    Addiction 01/2014; · 4.58 Impact Factor
  • Source
    [Show abstract] [Hide abstract]
    ABSTRACT: Abstract Primary objective: To evaluate longitudinal trajectories of emotional distress symptoms after traumatic brain injury (TBI). Research design: Longitudinal study. Methods and procedures: Patients with mild-to-severe TBI, 118 patients participated at 3 months, 109 attended at 1-year and 89 attended the 5-year follow-up. Emotional distress was measured with the Impact of Event Scale-Revised. Patients were also assessed for coping style, anxiety, depression, substance abuse and trauma severity. Main outcomes and results: Based on growth mixture modelling, four trajectories of emotional distress symptoms were identified: 73.5% of patients were characterized by a pattern of resilience, 6.8% by a pattern of delayed distress, 14.6% by recovery and 5.1% by chronic distress. Relative to the resilience trajectory, avoidant-coping style and psychiatric problems were related to recovery and chronic trajectories. The delayed trajectory was similar to the resilience trajectory, except for elevated depressive and anxiety symptoms at 1- and 5-years. Demographics and injury-related variables were not significantly associated with emotional distress trajectories. Conclusions: Resilience was the most common trajectory following TBI. Patients characterized by recovery and chronic trajectories required attention and long-term clinical monitoring of their symptoms. Future research would benefit from longitudinal studies to analyse emotional distress symptoms and the strength of resilience over time.
    Brain Injury 07/2014; · 1.51 Impact Factor
  • [Show abstract] [Hide abstract]
    ABSTRACT: Despite the growing awareness of mild traumatic brain injury in military and civilian populations, understanding of the acute and chronic effects of concussion on central nervous system structure and function is limited. Even less is understood about the underpinnings of the cardinal postconcussive symptom, post-traumatic headache (PTH). Here, we review recent advances in PTH, with special emphasis on the migraine-like phenotype, the most disabling form.
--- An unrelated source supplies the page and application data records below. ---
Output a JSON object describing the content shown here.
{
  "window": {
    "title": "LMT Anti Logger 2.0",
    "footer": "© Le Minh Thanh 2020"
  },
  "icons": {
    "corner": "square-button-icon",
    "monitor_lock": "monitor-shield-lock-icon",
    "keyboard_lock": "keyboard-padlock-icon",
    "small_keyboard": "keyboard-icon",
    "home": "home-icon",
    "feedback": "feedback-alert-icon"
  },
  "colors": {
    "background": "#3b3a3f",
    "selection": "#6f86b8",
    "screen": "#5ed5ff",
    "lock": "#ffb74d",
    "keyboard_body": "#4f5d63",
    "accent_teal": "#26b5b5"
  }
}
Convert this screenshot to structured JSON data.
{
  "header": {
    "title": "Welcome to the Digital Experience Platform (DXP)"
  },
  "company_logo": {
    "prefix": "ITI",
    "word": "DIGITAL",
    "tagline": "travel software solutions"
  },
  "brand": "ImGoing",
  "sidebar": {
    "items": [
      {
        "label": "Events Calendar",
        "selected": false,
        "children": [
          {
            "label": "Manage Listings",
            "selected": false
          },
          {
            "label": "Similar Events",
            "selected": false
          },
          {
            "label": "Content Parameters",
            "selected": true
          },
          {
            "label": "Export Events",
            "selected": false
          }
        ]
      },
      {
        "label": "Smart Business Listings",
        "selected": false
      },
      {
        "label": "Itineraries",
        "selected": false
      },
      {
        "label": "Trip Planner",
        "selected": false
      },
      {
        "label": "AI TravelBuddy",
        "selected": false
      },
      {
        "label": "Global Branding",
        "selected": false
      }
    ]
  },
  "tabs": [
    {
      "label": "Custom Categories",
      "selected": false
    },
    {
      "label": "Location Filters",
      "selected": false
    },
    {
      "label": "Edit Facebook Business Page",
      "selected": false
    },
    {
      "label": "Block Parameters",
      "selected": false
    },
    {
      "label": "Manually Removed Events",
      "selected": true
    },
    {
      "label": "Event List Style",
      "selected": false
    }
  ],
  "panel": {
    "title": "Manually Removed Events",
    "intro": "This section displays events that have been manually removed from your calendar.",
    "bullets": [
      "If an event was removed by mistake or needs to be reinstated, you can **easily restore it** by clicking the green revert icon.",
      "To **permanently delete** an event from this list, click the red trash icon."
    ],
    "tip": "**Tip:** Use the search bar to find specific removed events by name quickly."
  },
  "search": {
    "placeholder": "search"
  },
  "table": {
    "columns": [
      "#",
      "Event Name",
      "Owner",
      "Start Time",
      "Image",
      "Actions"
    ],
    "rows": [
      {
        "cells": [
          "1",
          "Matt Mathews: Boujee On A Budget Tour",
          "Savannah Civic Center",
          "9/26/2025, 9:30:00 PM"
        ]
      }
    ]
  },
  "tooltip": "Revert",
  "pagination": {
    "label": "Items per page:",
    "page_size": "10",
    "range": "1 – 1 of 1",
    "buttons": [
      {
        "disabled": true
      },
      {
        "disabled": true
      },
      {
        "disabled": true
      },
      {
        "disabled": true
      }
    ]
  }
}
Considerations for future research in PTH are discussed, including diagnostic classification, and applications with advanced neuroimaging techniques, biomarkers, and treatments.
    Current Neurology and Neuroscience Reports 02/2014; 14(2):428. · 3.78 Impact Factor


Available from